Establishment of Aquitaine Kingdom

During the reign of Charlemagne’s father, the Franks had ranged into Aquitaine and made significant gains. Charlemagne reasserted this by appointing Frankish nobility to many vital positions in Aquitaine. This was resisted by the duke of Gascony and Franks had to face many battles and numerous uprising in the Aquitaine region.

In time, Charlemagne was able to conquer most of the Aquitaine region and ultimately appointed his son, Louis the Pious, as the King of this new territory. However, the gains in Aquitaine were temporary and as soon as Charlemagne died, the control of the Carolingian dynasty over Aquitaine weakened.

Charlemagne Campaigns against Saxons

Since the days of Charles Martel, Franks had a close alliance with the Catholic Papacy. Charlemagne became the fiercest upholder of Christianity in Western Europe and it was his fierce campaigns against Germanic and non-Germanic pagan tribes which ultimately established Christianity all over Europe.

Among the most notable of such campaigns was Charlemagne’s attempts to Christianise Saxons in Saxonia. His battles with Saxons continued for thirty years during which he fought eighteen battles with them. By 804, Charlemagne had forcefully converted most Saxon populations to Christianity, established Churches all over their lands, destroyed their temples and effectively made Continental Saxons into a Christian people who no longer had any pagan aspirations.

Charlemagne Conquest of the Avars

Avars were a pagan people, identified as Huns by some historians, settled in Bavaria in late 8th century. Charlemagne was quick to march against them soon with a sizable army and destroy their fortifications. The Avars tried to hold back the assault but over the years, repeated campaigns by Charlemagne and his son using two different armies finally forced them to submit.

In 800, notable Avar leaders travelled to Charlemagne’s court and upon being baptised, one among them was proclaimed the leader of the Avars. In 803, Charlemagne decisively put down one final rebellion of the Avars and was proclaimed King by the defeated pagans.

Coronation as Emperor

Before Charlemagne, his father had been the first of the Frank rulers to take the title of King. Charlemagne significantly expanded the frontiers of the Frankish Kingdom and effectively turned it into an Empire by annexing Italy, Aquitaine and many Central European territories to it. In 799, he travelled to Rome at the request of Pope Leo III where he was crowned as the “Emperor of the Romans” in 800 by the Pope himself.

This was a move designed by the Pope to take away the formal control of Rome and Papacy from the Byzantine Emperors and give it in the hands of the Frankish rulers. Charlemagne’s coronation, in this light, is seen as the beginning of Church’s independence from Byzantium and its reliance on West European rulers.

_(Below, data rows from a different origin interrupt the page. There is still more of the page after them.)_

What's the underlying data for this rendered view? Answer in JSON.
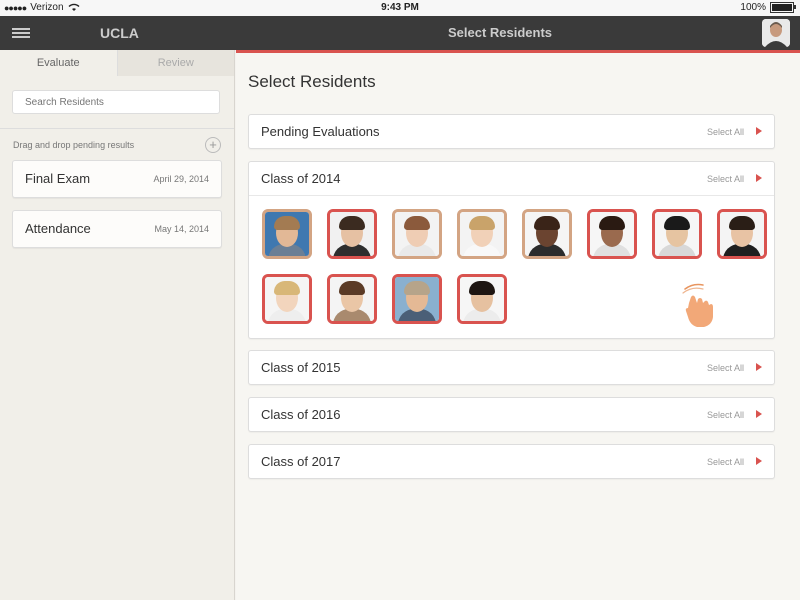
{
  "status_bar": {
    "carrier": "Verizon",
    "time": "9:43 PM",
    "battery": "100%"
  },
  "navbar": {
    "app_title": "UCLA",
    "title": "Select Residents"
  },
  "sidebar": {
    "tabs": [
      "Evaluate",
      "Review"
    ],
    "search_placeholder": "Search Residents",
    "drag_label": "Drag and drop pending results",
    "pending": [
      {
        "name": "Final Exam",
        "date": "April 29, 2014"
      },
      {
        "name": "Attendance",
        "date": "May 14, 2014"
      }
    ]
  },
  "main": {
    "page_title": "Select Residents",
    "select_all_label": "Select All",
    "groups": [
      {
        "title": "Pending Evaluations"
      },
      {
        "title": "Class of 2014"
      },
      {
        "title": "Class of 2015"
      },
      {
        "title": "Class of 2016"
      },
      {
        "title": "Class of 2017"
      }
    ]
  },
  "colors": {
    "accent": "#d9534f",
    "border_tan": "#d3a483",
    "navbar": "#3a3a3a"
  },
  "icons": [
    "menu-icon",
    "wifi-icon",
    "battery-icon",
    "add-icon",
    "arrow-right-icon",
    "hand-drag-icon"
  ]
}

Empire at Charlemagne’s Death

Charlemagne died in 814, having firmly established Christianity in Western Europe and carved a sizable Empire for the Franks. Upon his death, his Empire was divided between his sons in the manner common among Franks. Italy went to King Pepin, Charles the Younger was made King of Neustria and Aquitaine went to King Louis the Pious. Charlemagne was effectively considered the creator of the Kingdoms of France and Germany which later paved the way for the modern-day countries of the same name.

Charlemagne Empire Summary

Charlemagne was among the most influential European rulers during the Middle Ages who left a lasting impact on Western and Central Europe. He was the grandson of Charles Martel of Battle of Tours fame. Charlemagne ascended to the throne in 768 and throughout his reign, he launched countless battles against Saxons, Lombards, the regions in Aquitaine and a large number of other pagan tribes.

He won most of these battles, effectively bringing Italy and Saxonia into Frankish control and turning a huge number pagan populations into adherents of Christianity. By his death, he had forged a Frankish Empire which expanded over modern-day France, Italy, Germany and a large number of other territories. He was the first ruler after the fall of the Western Roman Empire in the 5th century to be crowned “Emperor of the Romans”.

 

 

 

Share this: